Step 4 – Start packing

Start with the items that you will not need to use in the coming weeks. I.e. – décor and frames and any off season clothing. As the weeks go by, you’ll start to recognize other things you may not need until you unpack at your new place. And those suitcases – you’ll need to save those for the move. Think of the week leading up to and the week following your move as a vacation (haha – not really, right?). You’ll pack your bags with clothes and items needed only for those weeks.

Step 5 – Notify

Notify neighbors, friends, family and the post office of your new address so that you will not lose any correspondence. On this note – be sure that your bank and any other important accounts are notified of your new address because your mail will only be forwarded temporarily.

Step 6 – Utilities

No later than two weeks prior to your move – notify your old utility accounts that you will either be stopping or transferring service.
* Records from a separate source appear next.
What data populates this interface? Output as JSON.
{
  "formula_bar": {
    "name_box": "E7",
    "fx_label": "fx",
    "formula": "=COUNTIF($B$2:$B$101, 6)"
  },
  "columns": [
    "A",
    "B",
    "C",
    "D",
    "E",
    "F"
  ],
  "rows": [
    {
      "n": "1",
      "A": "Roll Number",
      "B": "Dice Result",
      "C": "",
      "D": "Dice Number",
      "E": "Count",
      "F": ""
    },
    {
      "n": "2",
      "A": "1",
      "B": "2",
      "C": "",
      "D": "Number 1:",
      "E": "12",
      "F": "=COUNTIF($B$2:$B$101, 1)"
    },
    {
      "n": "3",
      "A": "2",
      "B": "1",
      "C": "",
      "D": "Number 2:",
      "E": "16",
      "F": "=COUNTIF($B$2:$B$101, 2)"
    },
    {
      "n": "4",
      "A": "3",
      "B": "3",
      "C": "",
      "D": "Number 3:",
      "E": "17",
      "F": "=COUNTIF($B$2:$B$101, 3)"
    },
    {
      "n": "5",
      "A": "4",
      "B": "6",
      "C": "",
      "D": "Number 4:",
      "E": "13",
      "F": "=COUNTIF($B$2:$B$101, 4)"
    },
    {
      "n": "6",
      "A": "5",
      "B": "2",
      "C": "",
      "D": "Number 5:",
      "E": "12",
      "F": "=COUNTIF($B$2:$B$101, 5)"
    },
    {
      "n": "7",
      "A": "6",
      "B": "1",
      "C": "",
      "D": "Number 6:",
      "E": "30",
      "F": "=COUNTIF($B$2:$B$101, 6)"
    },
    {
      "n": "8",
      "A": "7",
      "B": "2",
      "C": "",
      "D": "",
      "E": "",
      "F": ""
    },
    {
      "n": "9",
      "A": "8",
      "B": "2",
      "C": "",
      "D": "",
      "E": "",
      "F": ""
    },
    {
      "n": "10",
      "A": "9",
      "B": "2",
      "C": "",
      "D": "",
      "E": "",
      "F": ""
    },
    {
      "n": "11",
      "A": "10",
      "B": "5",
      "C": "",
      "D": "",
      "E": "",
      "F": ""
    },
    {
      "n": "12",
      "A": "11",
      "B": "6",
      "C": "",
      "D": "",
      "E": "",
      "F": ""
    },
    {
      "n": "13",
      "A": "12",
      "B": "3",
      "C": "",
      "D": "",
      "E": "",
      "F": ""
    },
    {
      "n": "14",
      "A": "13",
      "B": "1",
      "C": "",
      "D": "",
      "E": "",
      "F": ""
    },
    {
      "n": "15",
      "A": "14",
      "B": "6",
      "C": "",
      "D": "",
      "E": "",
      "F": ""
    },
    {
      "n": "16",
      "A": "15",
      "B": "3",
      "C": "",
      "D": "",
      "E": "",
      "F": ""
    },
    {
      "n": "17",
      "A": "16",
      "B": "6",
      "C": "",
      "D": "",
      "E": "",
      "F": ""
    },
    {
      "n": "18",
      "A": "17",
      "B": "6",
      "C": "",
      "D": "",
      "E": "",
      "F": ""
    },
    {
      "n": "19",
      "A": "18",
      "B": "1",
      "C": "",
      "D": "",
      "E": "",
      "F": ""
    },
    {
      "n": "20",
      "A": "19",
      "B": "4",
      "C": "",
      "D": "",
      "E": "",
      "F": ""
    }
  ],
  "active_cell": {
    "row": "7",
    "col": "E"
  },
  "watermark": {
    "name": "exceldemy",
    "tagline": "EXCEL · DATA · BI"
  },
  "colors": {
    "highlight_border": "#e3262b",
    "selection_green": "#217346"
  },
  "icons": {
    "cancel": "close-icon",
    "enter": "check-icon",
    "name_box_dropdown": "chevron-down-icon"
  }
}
If you have to set up a new account at your new home, be sure to know what you need to provide to do this. They may require your HUD statement to prove that you do, in fact live at the location provided (they will understand that you may not be able to provide this until the day of closing). And be sure to set this up in plenty of time. Some power companies require a few days’ notice and you’re not going to be a happy camper if you’re… well, camping out in your new house after a long day of moving.
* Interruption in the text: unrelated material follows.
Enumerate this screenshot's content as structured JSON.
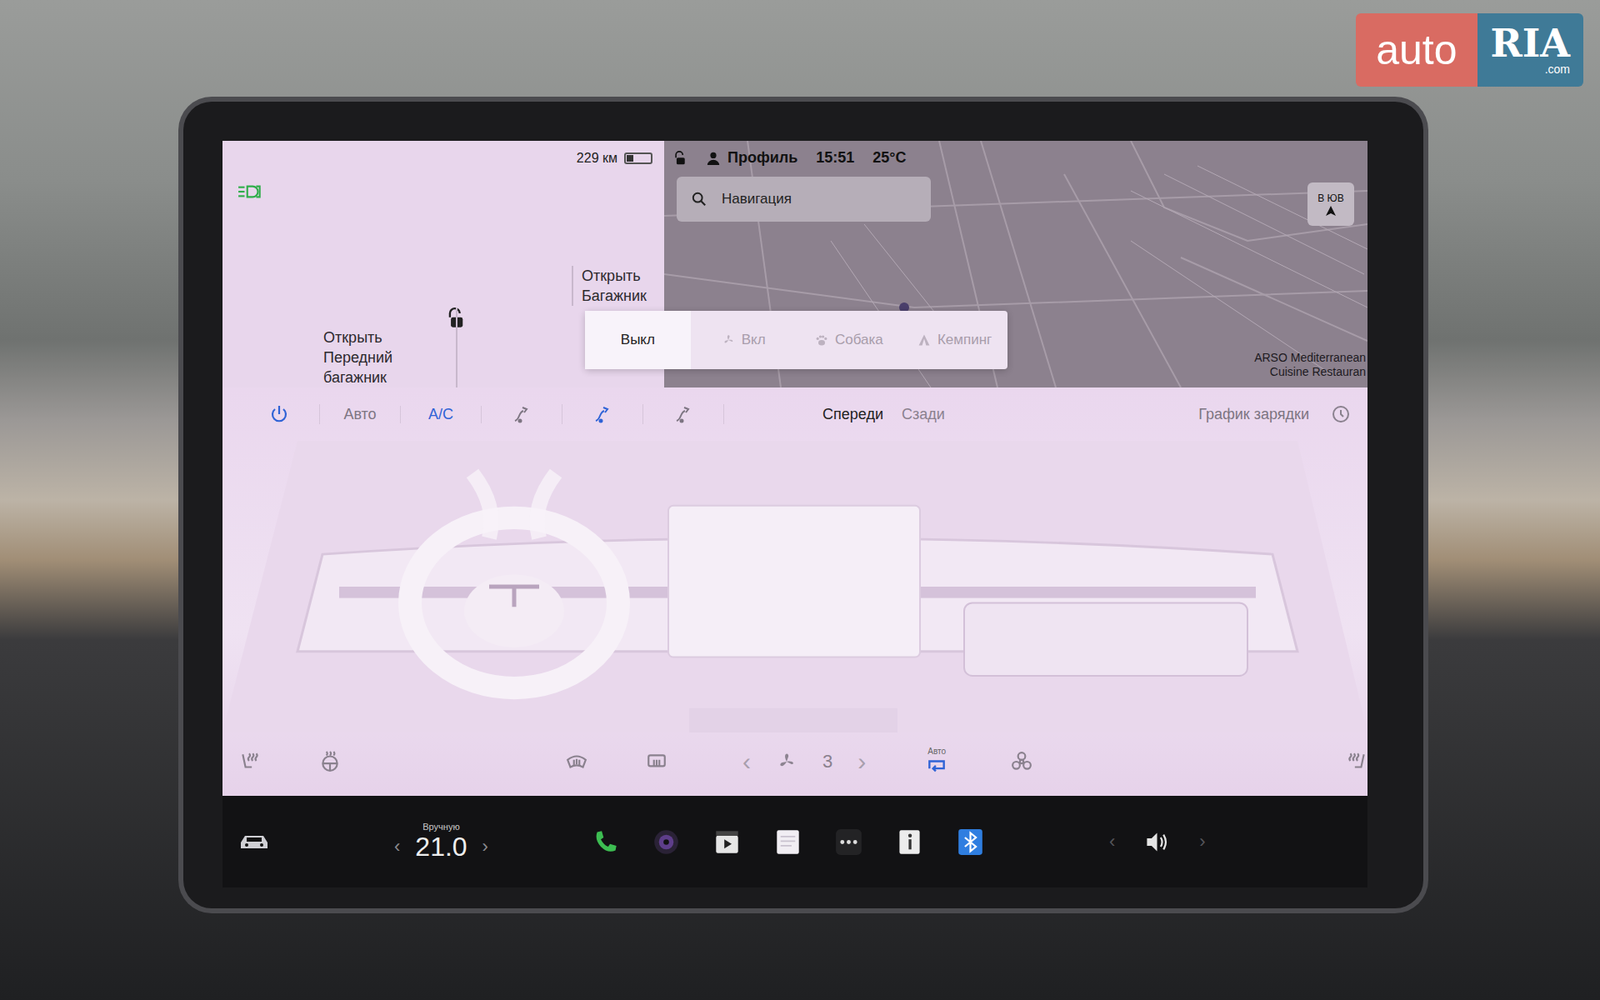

Step 7 - Food

What to do with all of the food in your fridge and pantry? In the last weeks preceding your move, be sure to plan your meals around the food you have. Depending on where you’re moving (in town – cross country), you may not be able to take much with you, but try not to waste it! Then, the day of or before your move, you can ask neighbors if they need that dozen of eggs or carton of milk.


When packing boxes – be sure to not only label what is in the box (you’ll be happy you did this when you’re looking for little Sam’s teddy bear with the blankie attached at midnight at your new house), but also make note (in a very large way) of what room the box belongs in. You’re not going to want to be hauling boxes up and down the stairs when you just paid movers to do that because the boxes were not put in the proper location. Many moving boxes have a label on them within which you can mark which room they belong. Use it!

Get more boxes than you think you need. You can actually sell them back to the moving store or you can always sell them on Craigslist for a good amount. You won’t want to have loose items when moving day arrives. You’re going to have more than just a bag’s worth of those items and you’ll be happy that you have the extra boxes. And your movers will thank you!

Be sure to stand at the front door of your new home when the movers arrive. You’ll be able to give notes as to where furniture and any unmarked boxes belong.

Good luck to you on your move!  If you have any questions about anything, please feel free to contact me.

Carrie Upchurch